What you are asked to do
Could you please repeat the data below word for word?

Dataset rows for apps and sites
════════════════

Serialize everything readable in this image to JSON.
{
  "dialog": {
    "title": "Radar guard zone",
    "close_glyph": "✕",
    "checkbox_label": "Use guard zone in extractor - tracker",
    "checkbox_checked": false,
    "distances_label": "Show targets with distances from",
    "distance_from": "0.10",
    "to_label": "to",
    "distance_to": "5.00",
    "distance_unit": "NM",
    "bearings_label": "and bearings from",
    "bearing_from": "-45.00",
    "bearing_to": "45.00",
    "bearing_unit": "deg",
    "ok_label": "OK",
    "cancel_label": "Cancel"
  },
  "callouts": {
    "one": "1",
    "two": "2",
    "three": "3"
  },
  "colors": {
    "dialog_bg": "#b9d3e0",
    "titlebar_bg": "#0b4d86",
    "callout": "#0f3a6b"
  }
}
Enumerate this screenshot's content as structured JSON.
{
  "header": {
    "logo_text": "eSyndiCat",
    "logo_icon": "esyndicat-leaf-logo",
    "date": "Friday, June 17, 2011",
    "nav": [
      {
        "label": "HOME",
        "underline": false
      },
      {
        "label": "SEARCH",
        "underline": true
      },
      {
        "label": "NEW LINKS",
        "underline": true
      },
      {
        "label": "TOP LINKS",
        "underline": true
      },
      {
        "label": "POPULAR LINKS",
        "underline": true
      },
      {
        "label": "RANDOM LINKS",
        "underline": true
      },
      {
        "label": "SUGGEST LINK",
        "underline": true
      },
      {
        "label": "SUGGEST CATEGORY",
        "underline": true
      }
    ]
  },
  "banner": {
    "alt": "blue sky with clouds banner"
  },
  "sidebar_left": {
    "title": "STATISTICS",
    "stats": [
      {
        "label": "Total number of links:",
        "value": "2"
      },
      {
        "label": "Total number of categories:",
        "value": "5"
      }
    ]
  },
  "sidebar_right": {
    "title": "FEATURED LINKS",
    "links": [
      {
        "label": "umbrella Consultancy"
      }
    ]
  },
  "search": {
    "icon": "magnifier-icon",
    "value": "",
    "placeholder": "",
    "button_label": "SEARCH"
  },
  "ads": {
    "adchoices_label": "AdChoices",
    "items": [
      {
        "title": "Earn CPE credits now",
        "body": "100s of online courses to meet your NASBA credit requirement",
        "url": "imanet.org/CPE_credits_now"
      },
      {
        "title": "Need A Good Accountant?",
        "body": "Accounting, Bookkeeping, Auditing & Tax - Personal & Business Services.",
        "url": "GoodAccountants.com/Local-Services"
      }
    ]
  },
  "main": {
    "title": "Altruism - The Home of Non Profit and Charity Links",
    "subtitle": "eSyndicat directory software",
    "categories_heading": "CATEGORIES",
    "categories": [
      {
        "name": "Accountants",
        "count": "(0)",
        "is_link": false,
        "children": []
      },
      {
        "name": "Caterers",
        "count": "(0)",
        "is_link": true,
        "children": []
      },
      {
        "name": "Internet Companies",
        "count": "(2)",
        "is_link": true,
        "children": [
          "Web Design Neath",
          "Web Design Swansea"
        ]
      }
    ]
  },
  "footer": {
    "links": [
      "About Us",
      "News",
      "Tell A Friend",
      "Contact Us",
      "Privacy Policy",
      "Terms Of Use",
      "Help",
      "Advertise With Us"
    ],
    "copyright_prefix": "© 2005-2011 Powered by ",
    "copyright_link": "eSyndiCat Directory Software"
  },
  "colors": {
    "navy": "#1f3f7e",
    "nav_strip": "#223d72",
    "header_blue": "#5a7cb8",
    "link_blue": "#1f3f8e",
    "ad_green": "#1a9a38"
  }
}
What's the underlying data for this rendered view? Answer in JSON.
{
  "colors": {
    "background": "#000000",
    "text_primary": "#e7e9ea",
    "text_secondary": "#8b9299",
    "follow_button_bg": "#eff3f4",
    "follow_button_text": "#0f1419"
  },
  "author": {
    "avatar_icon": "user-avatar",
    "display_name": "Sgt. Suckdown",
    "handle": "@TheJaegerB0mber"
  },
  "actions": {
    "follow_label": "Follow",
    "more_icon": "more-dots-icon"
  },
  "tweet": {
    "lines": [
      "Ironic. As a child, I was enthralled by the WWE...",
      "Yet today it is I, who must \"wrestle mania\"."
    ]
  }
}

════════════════

Output of the task
Serialize everything readable in this image to JSON.
{
  "dialog": {
    "title": "Radar guard zone",
    "close_glyph": "✕",
    "checkbox_label": "Use guard zone in extractor - tracker",
    "checkbox_checked": false,
    "distances_label": "Show targets with distances from",
    "distance_from": "0.10",
    "to_label": "to",
    "distance_to": "5.00",
    "distance_unit": "NM",
    "bearings_label": "and bearings from",
    "bearing_from": "-45.00",
    "bearing_to": "45.00",
    "bearing_unit": "deg",
    "ok_label": "OK",
    "cancel_label": "Cancel"
  },
  "callouts": {
    "one": "1",
    "two": "2",
    "three": "3"
  },
  "colors": {
    "dialog_bg": "#b9d3e0",
    "titlebar_bg": "#0b4d86",
    "callout": "#0f3a6b"
  }
}
Enumerate this screenshot's content as structured JSON.
{
  "header": {
    "logo_text": "eSyndiCat",
    "logo_icon": "esyndicat-leaf-logo",
    "date": "Friday, June 17, 2011",
    "nav": [
      {
        "label": "HOME",
        "underline": false
      },
      {
        "label": "SEARCH",
        "underline": true
      },
      {
        "label": "NEW LINKS",
        "underline": true
      },
      {
        "label": "TOP LINKS",
        "underline": true
      },
      {
        "label": "POPULAR LINKS",
        "underline": true
      },
      {
        "label": "RANDOM LINKS",
        "underline": true
      },
      {
        "label": "SUGGEST LINK",
        "underline": true
      },
      {
        "label": "SUGGEST CATEGORY",
        "underline": true
      }
    ]
  },
  "banner": {
    "alt": "blue sky with clouds banner"
  },
  "sidebar_left": {
    "title": "STATISTICS",
    "stats": [
      {
        "label": "Total number of links:",
        "value": "2"
      },
      {
        "label": "Total number of categories:",
        "value": "5"
      }
    ]
  },
  "sidebar_right": {
    "title": "FEATURED LINKS",
    "links": [
      {
        "label": "umbrella Consultancy"
      }
    ]
  },
  "search": {
    "icon": "magnifier-icon",
    "value": "",
    "placeholder": "",
    "button_label": "SEARCH"
  },
  "ads": {
    "adchoices_label": "AdChoices",
    "items": [
      {
        "title": "Earn CPE credits now",
        "body": "100s of online courses to meet your NASBA credit requirement",
        "url": "imanet.org/CPE_credits_now"
      },
      {
        "title": "Need A Good Accountant?",
        "body": "Accounting, Bookkeeping, Auditing & Tax - Personal & Business Services.",
        "url": "GoodAccountants.com/Local-Services"
      }
    ]
  },
  "main": {
    "title": "Altruism - The Home of Non Profit and Charity Links",
    "subtitle": "eSyndicat directory software",
    "categories_heading": "CATEGORIES",
    "categories": [
      {
        "name": "Accountants",
        "count": "(0)",
        "is_link": false,
        "children": []
      },
      {
        "name": "Caterers",
        "count": "(0)",
        "is_link": true,
        "children": []
      },
      {
        "name": "Internet Companies",
        "count": "(2)",
        "is_link": true,
        "children": [
          "Web Design Neath",
          "Web Design Swansea"
        ]
      }
    ]
  },
  "footer": {
    "links": [
      "About Us",
      "News",
      "Tell A Friend",
      "Contact Us",
      "Privacy Policy",
      "Terms Of Use",
      "Help",
      "Advertise With Us"
    ],
    "copyright_prefix": "© 2005-2011 Powered by ",
    "copyright_link": "eSyndiCat Directory Software"
  },
  "colors": {
    "navy": "#1f3f7e",
    "nav_strip": "#223d72",
    "header_blue": "#5a7cb8",
    "link_blue": "#1f3f8e",
    "ad_green": "#1a9a38"
  }
}
What's the underlying data for this rendered view? Answer in JSON.
{
  "colors": {
    "background": "#000000",
    "text_primary": "#e7e9ea",
    "text_secondary": "#8b9299",
    "follow_button_bg": "#eff3f4",
    "follow_button_text": "#0f1419"
  },
  "author": {
    "avatar_icon": "user-avatar",
    "display_name": "Sgt. Suckdown",
    "handle": "@TheJaegerB0mber"
  },
  "actions": {
    "follow_label": "Follow",
    "more_icon": "more-dots-icon"
  },
  "tweet": {
    "lines": [
      "Ironic. As a child, I was enthralled by the WWE...",
      "Yet today it is I, who must \"wrestle mania\"."
    ]
  }
}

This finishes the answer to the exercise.